Many people want to influence our lifestyle, yet there are few epidemiologists or public health workers and their financial resources are comparatively sparse. At the time, a concern for distribution was thought likely to detract from the overall economic growth that was considered a necessary condition for the long-term alleviation of poverty.
There is no magic treatment that will make arteriosclerosis go away and it is unlikely that any cancer treatment will ever be able to eliminate the excess cancer mortality associated with smoking. However, others feel that relative poverty and deprivation are just as important, if not more so.
Cancer treatment may in time be able to cure a growing number of cancer diseases, but many opportunities for prevention have been lost because we have waited in vain for this to happen. Inequality in health While a concern for improving the health of the poor is widespread, it is by no means universally preferred.
What should be avoided is a community suffering acute diseases related to overcrowding and poverty, as well as chronic diseases related to overeating, alcohol abuse, and smoking. This distinction between absolute and relative poverty carries over into the field of health.
Although wealthy countries spend 90 per cent of world health resources on 10 per cent of world health problems, history clearly shows that expenditure of health resources on treatment alone is not a very efficient way of reducing the number of non-communicable diseases (Mc Keown 1965; Mc Keown and Lowe 1974), simply because many of these diseases are not curable. For instance, a careful reading of the World Bank policy statement on health, nutrition, and population cited above reveals an absolute-poverty orientation through its reference to a concern for ‘the world’s poor’, which is in line with the overall World Bank interest in people below the global poverty line as just described.

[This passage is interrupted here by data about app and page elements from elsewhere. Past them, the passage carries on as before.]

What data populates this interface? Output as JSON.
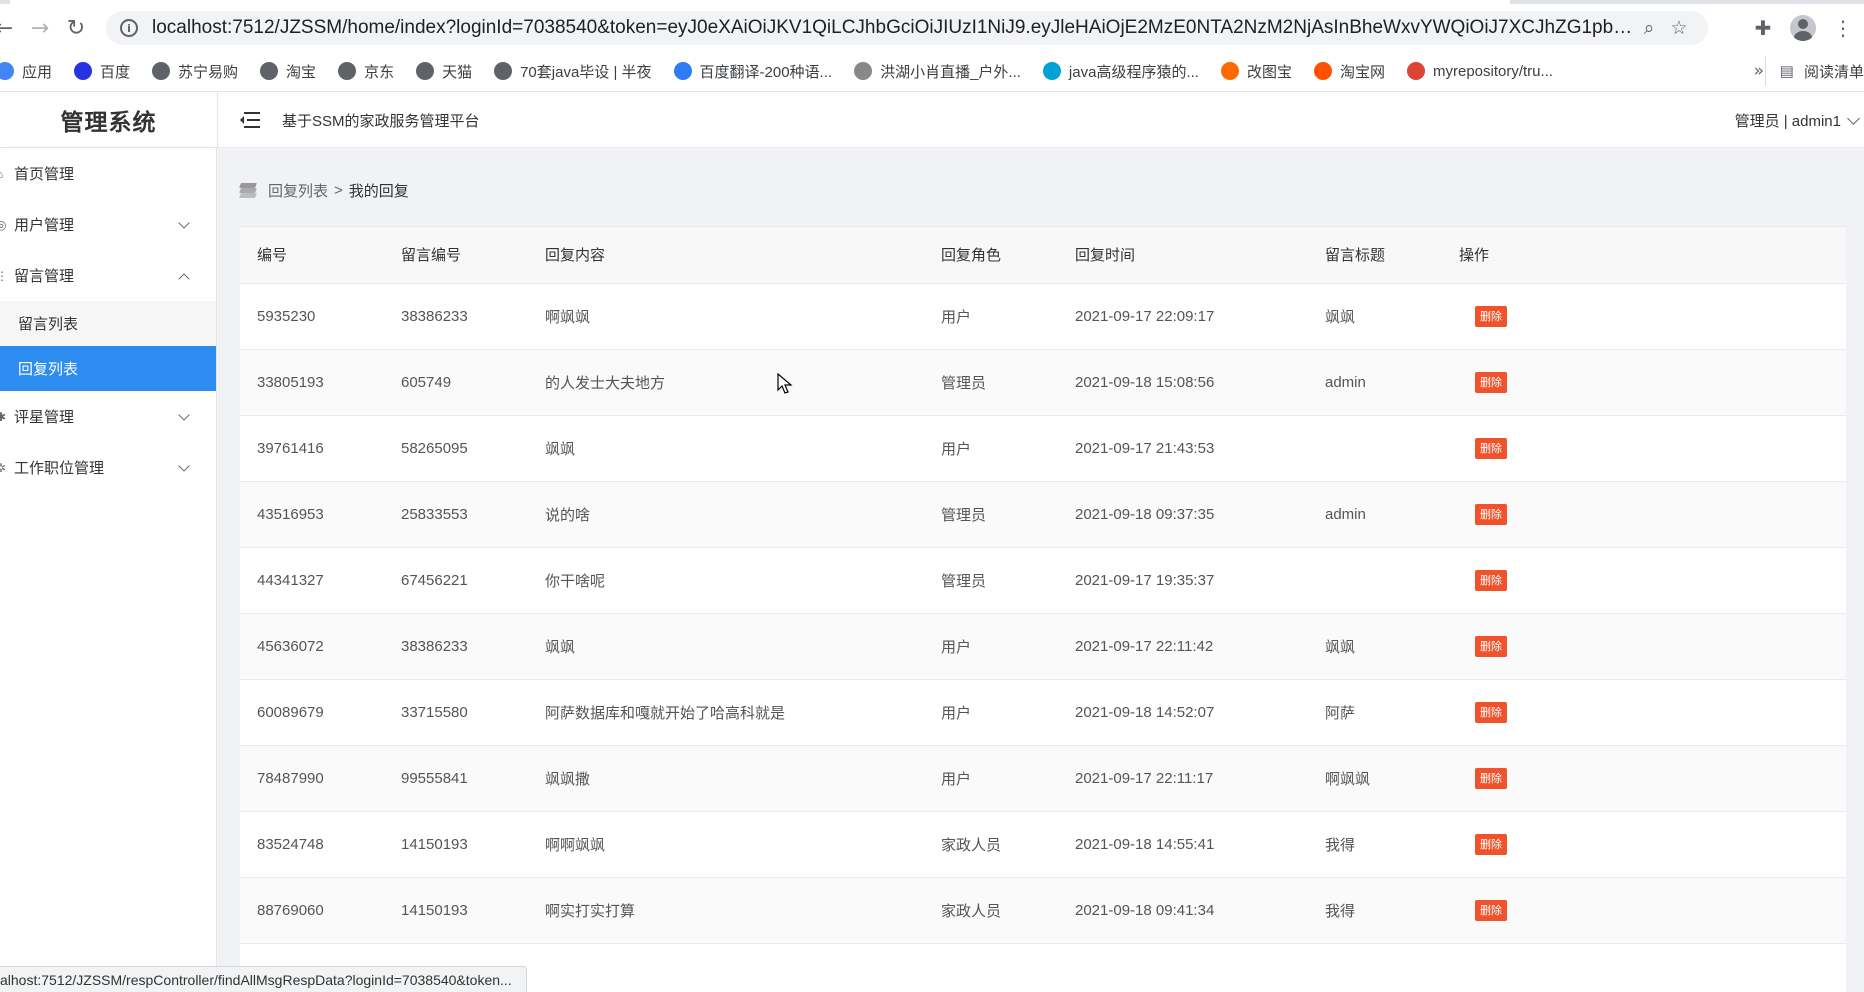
{
  "browser": {
    "url": "localhost:7512/JZSSM/home/index?loginId=7038540&token=eyJ0eXAiOiJKV1QiLCJhbGciOiJIUzI1NiJ9.eyJleHAiOjE2MzE0NTA2NzM2NjAsInBheWxvYWQiOiJ7XCJhZG1pbklkXCI6Nz...",
    "bookmarks": [
      {
        "label": "应用",
        "color": "#4285f4"
      },
      {
        "label": "百度",
        "color": "#2932e1"
      },
      {
        "label": "苏宁易购",
        "color": "#5f6368"
      },
      {
        "label": "淘宝",
        "color": "#5f6368"
      },
      {
        "label": "京东",
        "color": "#5f6368"
      },
      {
        "label": "天猫",
        "color": "#5f6368"
      },
      {
        "label": "70套java毕设 | 半夜",
        "color": "#5f6368"
      },
      {
        "label": "百度翻译-200种语...",
        "color": "#2d7cf6"
      },
      {
        "label": "洪湖小肖直播_户外...",
        "color": "#888888"
      },
      {
        "label": "java高级程序猿的...",
        "color": "#00a1d6"
      },
      {
        "label": "改图宝",
        "color": "#ff6a00"
      },
      {
        "label": "淘宝网",
        "color": "#ff5000"
      },
      {
        "label": "myrepository/tru...",
        "color": "#db4437"
      }
    ],
    "bookmarks_more": "»",
    "reading_list": "阅读清单",
    "status_url": "alhost:7512/JZSSM/respController/findAllMsgRespData?loginId=7038540&token..."
  },
  "header": {
    "logo": "管理系统",
    "title": "基于SSM的家政服务管理平台",
    "user": "管理员 | admin1"
  },
  "sidebar": {
    "items": [
      {
        "label": "首页管理",
        "icon": "⌂"
      },
      {
        "label": "用户管理",
        "icon": "◎"
      },
      {
        "label": "留言管理",
        "icon": "⋮"
      },
      {
        "label": "评星管理",
        "icon": "✱"
      },
      {
        "label": "工作职位管理",
        "icon": "✲"
      }
    ],
    "sub_items": [
      {
        "label": "留言列表"
      },
      {
        "label": "回复列表"
      }
    ]
  },
  "breadcrumb": {
    "parent": "回复列表",
    "separator": ">",
    "current": "我的回复"
  },
  "table": {
    "headers": [
      "编号",
      "留言编号",
      "回复内容",
      "回复角色",
      "回复时间",
      "留言标题",
      "操作"
    ],
    "delete_label": "删除",
    "rows": [
      [
        "5935230",
        "38386233",
        "啊飒飒",
        "用户",
        "2021-09-17 22:09:17",
        "飒飒"
      ],
      [
        "33805193",
        "605749",
        "的人发士大夫地方",
        "管理员",
        "2021-09-18 15:08:56",
        "admin"
      ],
      [
        "39761416",
        "58265095",
        "飒飒",
        "用户",
        "2021-09-17 21:43:53",
        ""
      ],
      [
        "43516953",
        "25833553",
        "说的啥",
        "管理员",
        "2021-09-18 09:37:35",
        "admin"
      ],
      [
        "44341327",
        "67456221",
        "你干啥呢",
        "管理员",
        "2021-09-17 19:35:37",
        ""
      ],
      [
        "45636072",
        "38386233",
        "飒飒",
        "用户",
        "2021-09-17 22:11:42",
        "飒飒"
      ],
      [
        "60089679",
        "33715580",
        "阿萨数据库和嘎就开始了哈高科就是",
        "用户",
        "2021-09-18 14:52:07",
        "阿萨"
      ],
      [
        "78487990",
        "99555841",
        "飒飒撒",
        "用户",
        "2021-09-17 22:11:17",
        "啊飒飒"
      ],
      [
        "83524748",
        "14150193",
        "啊啊飒飒",
        "家政人员",
        "2021-09-18 14:55:41",
        "我得"
      ],
      [
        "88769060",
        "14150193",
        "啊实打实打算",
        "家政人员",
        "2021-09-18 09:41:34",
        "我得"
      ]
    ]
  },
  "colors": {
    "accent": "#2d8cf0",
    "danger": "#f0522b"
  }
}
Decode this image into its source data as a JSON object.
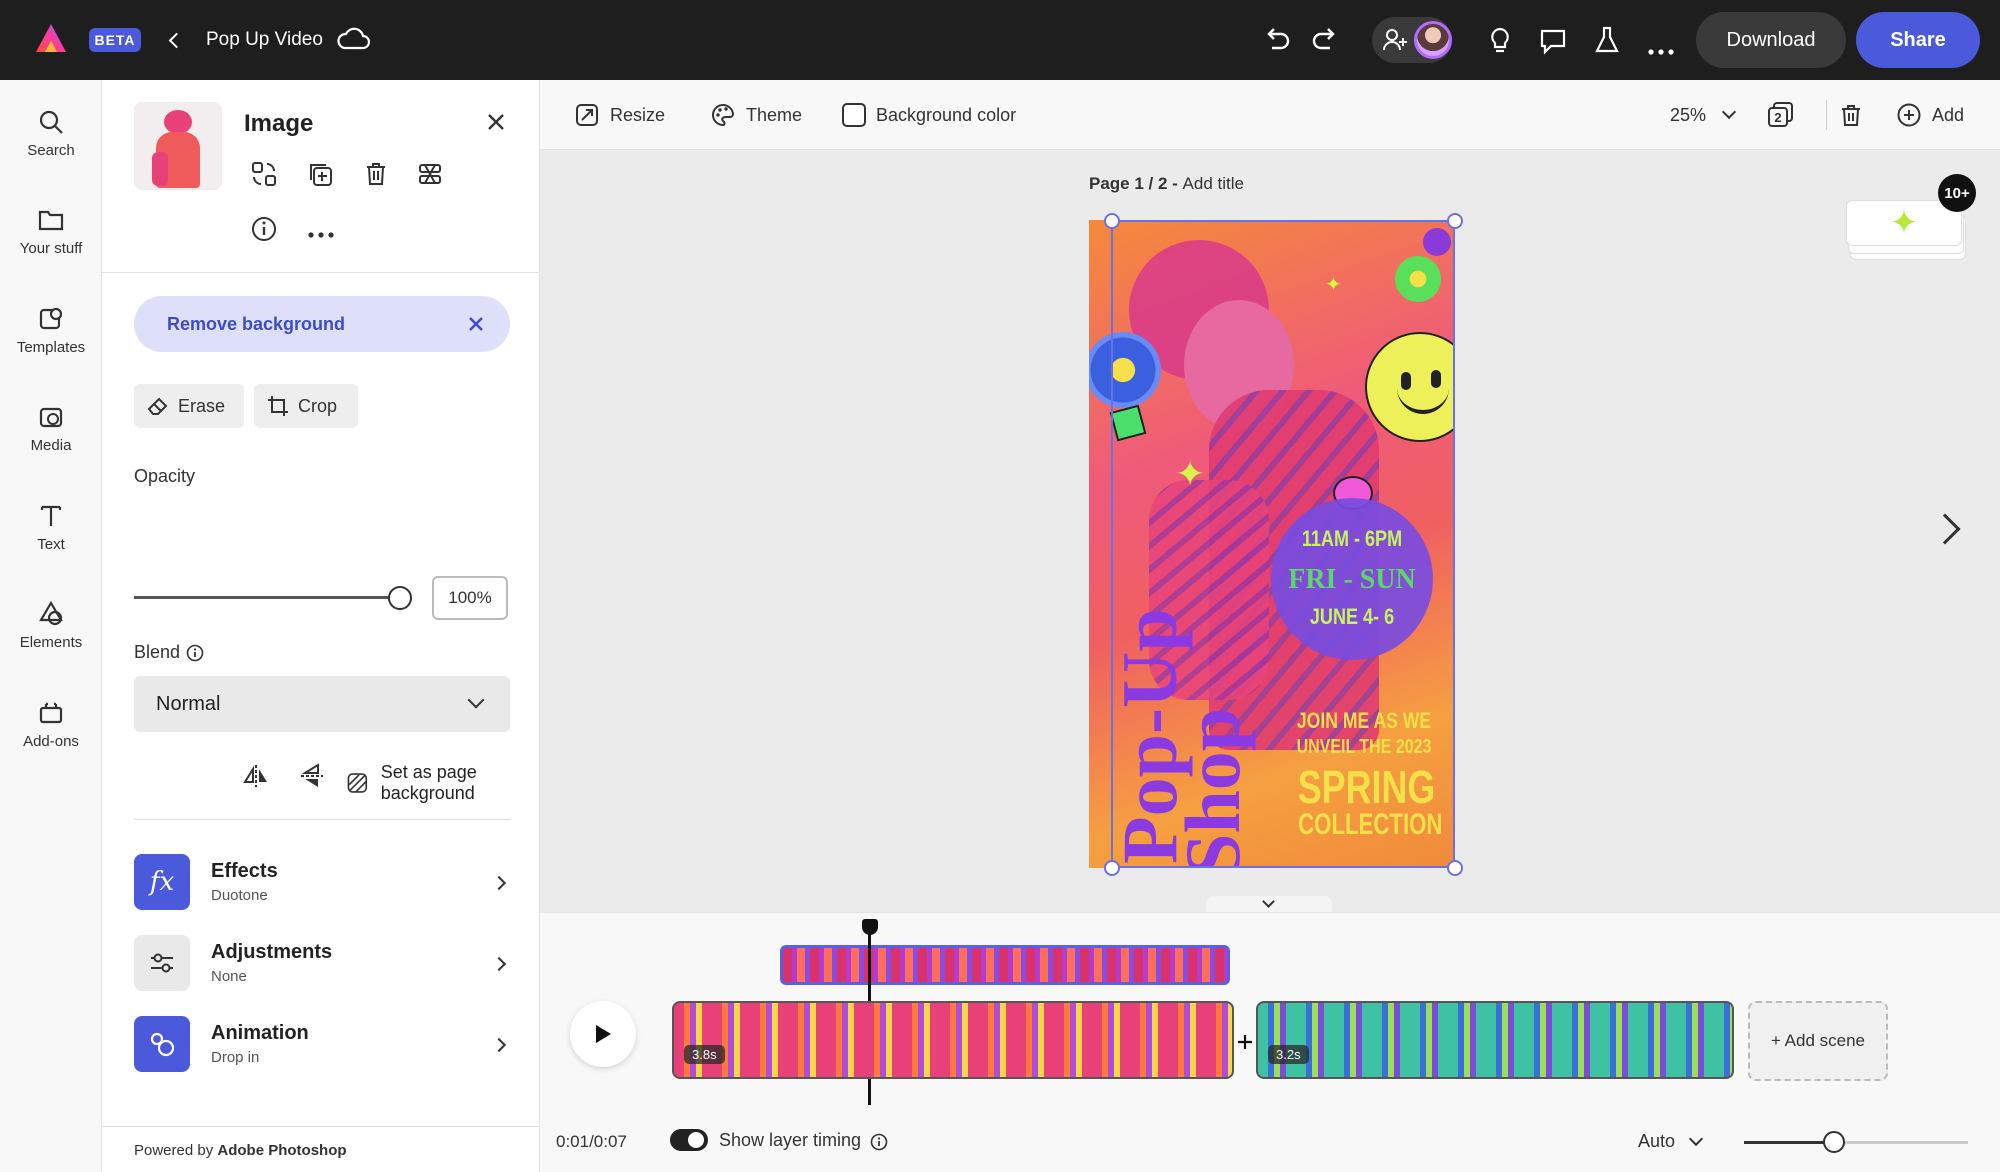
{
  "app": {
    "beta_badge": "BETA",
    "project_title": "Pop Up Video",
    "download_label": "Download",
    "share_label": "Share",
    "accent": "#4b5adb"
  },
  "rail": {
    "items": [
      {
        "label": "Search",
        "icon": "search-icon"
      },
      {
        "label": "Your stuff",
        "icon": "folder-icon"
      },
      {
        "label": "Templates",
        "icon": "templates-icon"
      },
      {
        "label": "Media",
        "icon": "media-icon"
      },
      {
        "label": "Text",
        "icon": "text-icon"
      },
      {
        "label": "Elements",
        "icon": "elements-icon"
      },
      {
        "label": "Add-ons",
        "icon": "addons-icon"
      }
    ]
  },
  "panel": {
    "title": "Image",
    "remove_bg_label": "Remove background",
    "erase_label": "Erase",
    "crop_label": "Crop",
    "opacity_label": "Opacity",
    "opacity_value": "100%",
    "opacity_fraction": 1.0,
    "blend_label": "Blend",
    "blend_value": "Normal",
    "set_bg_label": "Set as page background",
    "rows": [
      {
        "title": "Effects",
        "sub": "Duotone",
        "icon": "fx-icon"
      },
      {
        "title": "Adjustments",
        "sub": "None",
        "icon": "sliders-icon"
      },
      {
        "title": "Animation",
        "sub": "Drop in",
        "icon": "animation-icon"
      }
    ],
    "powered_prefix": "Powered by ",
    "powered_brand": "Adobe Photoshop"
  },
  "toolbar": {
    "resize_label": "Resize",
    "theme_label": "Theme",
    "bg_color_label": "Background color",
    "zoom_value": "25%",
    "pages_count": "2",
    "add_label": "Add"
  },
  "canvas": {
    "page_label": "Page 1 / 2 - ",
    "add_title_label": "Add title",
    "badge_count": "10+",
    "poster": {
      "vertical_text_1": "Pop-Up",
      "vertical_text_2": "Shop",
      "time": "11AM - 6PM",
      "days": "FRI - SUN",
      "dates": "JUNE 4- 6",
      "line1": "JOIN ME AS WE",
      "line2": "UNVEIL THE 2023",
      "line3": "SPRING",
      "line4": "COLLECTION"
    }
  },
  "timeline": {
    "scene1_duration": "3.8s",
    "scene2_duration": "3.2s",
    "add_scene_label": "+ Add scene",
    "time_current": "0:01/0:07",
    "show_layer_timing_label": "Show layer timing",
    "auto_label": "Auto",
    "zoom_fraction": 0.4
  }
}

Making changes in society that will make it easier to exchange unhealthy habits for more healthy ones will most likely have a large effect on life expectancy. Many focus more on reducing inequalities, both in general and with respect to health in particular.